Why You Should Explore Your Creativity

You might think that you weren’t fortunate enough to be gifted at birth with creativity. You might say, “Oh, my brother got the creative genes, and I didn’t,” or “Why would I want to be creative”? Someone once asked me that last question, to whi...

Angela Predhomme - avatar Angela Predhomme

What does being the Happiness Warrior mean to me?

I’ve always felt I’ve had an innate need to set things right. If I see someone or something struggling, my nature is to help. I want them to feel good about themselves and their abilities but most importantly to find the best solution that make...

Eric North aka “The Happiness Warrior” - avatar Eric North aka “The Happiness Warrior”

THE WORLD OPERATES NOT ON REALITY, BUT ON PERCEPTION OF REALITY

Ben Kingsley's character Cosmo in the 1992 cult classic Sneakers prophetically quipped , The world doesn't operate on reality, but on perception of reality. Those words have come to roost in this year 2020 as we find ourselves living in a world ...

Brandyn Cross - avatar Brandyn Cross

Metropolitan Business News

5 Key Factors To Starting A Website

Every business needs a website to be successful. However, this is a challenge for many due to the lack of coding and designing skills. The good news is, you do have a way around this—hire a deve...

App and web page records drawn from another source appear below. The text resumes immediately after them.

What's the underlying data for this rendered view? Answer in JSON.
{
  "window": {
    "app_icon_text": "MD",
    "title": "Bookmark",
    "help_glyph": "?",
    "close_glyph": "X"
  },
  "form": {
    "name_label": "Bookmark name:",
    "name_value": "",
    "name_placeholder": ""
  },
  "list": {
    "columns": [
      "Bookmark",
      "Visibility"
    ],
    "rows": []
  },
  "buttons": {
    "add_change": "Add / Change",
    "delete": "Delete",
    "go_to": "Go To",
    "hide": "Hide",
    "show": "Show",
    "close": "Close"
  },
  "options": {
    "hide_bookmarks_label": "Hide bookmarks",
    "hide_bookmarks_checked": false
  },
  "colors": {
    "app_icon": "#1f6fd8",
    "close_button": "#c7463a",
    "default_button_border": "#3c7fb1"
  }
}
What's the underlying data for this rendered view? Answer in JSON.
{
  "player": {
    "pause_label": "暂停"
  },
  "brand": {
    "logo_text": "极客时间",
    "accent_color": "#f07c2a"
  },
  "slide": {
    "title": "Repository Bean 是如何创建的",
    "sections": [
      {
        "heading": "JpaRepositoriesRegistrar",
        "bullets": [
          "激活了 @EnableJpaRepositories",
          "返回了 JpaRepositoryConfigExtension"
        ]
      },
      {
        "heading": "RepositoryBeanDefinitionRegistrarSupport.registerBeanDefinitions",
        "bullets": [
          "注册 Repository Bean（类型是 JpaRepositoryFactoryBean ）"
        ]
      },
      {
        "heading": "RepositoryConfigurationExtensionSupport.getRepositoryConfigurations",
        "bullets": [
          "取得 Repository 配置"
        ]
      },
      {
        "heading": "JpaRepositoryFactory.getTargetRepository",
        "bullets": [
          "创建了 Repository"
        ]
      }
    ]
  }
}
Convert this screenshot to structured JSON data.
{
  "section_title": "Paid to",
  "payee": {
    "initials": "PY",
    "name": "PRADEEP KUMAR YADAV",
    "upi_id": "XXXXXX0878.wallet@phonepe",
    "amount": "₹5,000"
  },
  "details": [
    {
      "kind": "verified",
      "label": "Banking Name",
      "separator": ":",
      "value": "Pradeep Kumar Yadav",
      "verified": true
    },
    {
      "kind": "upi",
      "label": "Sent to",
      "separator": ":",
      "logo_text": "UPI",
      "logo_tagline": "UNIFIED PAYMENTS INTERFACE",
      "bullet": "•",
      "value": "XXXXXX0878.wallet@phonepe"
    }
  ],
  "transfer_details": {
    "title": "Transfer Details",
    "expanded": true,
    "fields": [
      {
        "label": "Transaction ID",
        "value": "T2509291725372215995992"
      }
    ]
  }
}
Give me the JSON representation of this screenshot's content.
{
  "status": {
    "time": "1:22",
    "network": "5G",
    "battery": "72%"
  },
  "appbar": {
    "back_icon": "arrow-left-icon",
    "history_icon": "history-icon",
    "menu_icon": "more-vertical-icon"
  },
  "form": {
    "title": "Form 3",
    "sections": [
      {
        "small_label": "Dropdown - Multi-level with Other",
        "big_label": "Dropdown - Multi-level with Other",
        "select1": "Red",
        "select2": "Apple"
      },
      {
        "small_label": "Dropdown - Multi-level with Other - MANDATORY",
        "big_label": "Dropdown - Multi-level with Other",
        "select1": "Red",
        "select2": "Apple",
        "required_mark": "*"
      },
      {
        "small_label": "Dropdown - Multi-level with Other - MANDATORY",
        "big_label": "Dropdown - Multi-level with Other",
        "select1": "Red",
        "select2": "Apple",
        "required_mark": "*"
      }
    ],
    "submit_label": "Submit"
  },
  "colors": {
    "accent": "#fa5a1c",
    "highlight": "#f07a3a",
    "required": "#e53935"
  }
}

News Co - avatar News Co

So You Want To Be A Project Manager? Here's What You Must Do

Project management is often a popular choice for people looking to make a mark in the organizations they work for. It's a great choice as well. If you hate monotony, love getting people and res...

News Co - avatar News Co

How to Deliver the Perfect Elevator Pitch

Do you struggle with explaining your career with professional or personal contacts, and you want to make a lasting impression? Whether you're looking for a job or building up your network, a wel...

Adam Jacobs - avatar Adam Jacobs

Three Asian Countries That are Leaders in Outsourcing

Would it surprise you to know that three of the top five ranked countries for ease of doing business are in Asia? Would it surprise you more to know that India and China aren’t even in the top 3...

Adam Jacobs - avatar Adam Jacobs

FCB and oOh! help Kiwis vote with dynamic campaign for Electoral Commission

oOh!media and FCB NZ are helping Kiwi voters exercise their democratic rights this general election, via a localised dynamic Out of Home campaign for the New Zealand Electoral Commission. The c...

Lighthouse Communications. - avatar Lighthouse Communications.

MODEL/ACTOR THORN CASTILLO IS THE “NEW FACE” OF SCHICK STYLIST

In 2019, just as his multi-faceted career was taking off, Thorn Castillo heard Robert Downey Jr. offer a sage bit of advice during an interview on photographer/director Sam Jones’ acclaimed multi-...

News Company - avatar News Company

Writers Wanted


News Co Media Group

Content & Technology Connecting Global Audiences

More Information - Less Opinion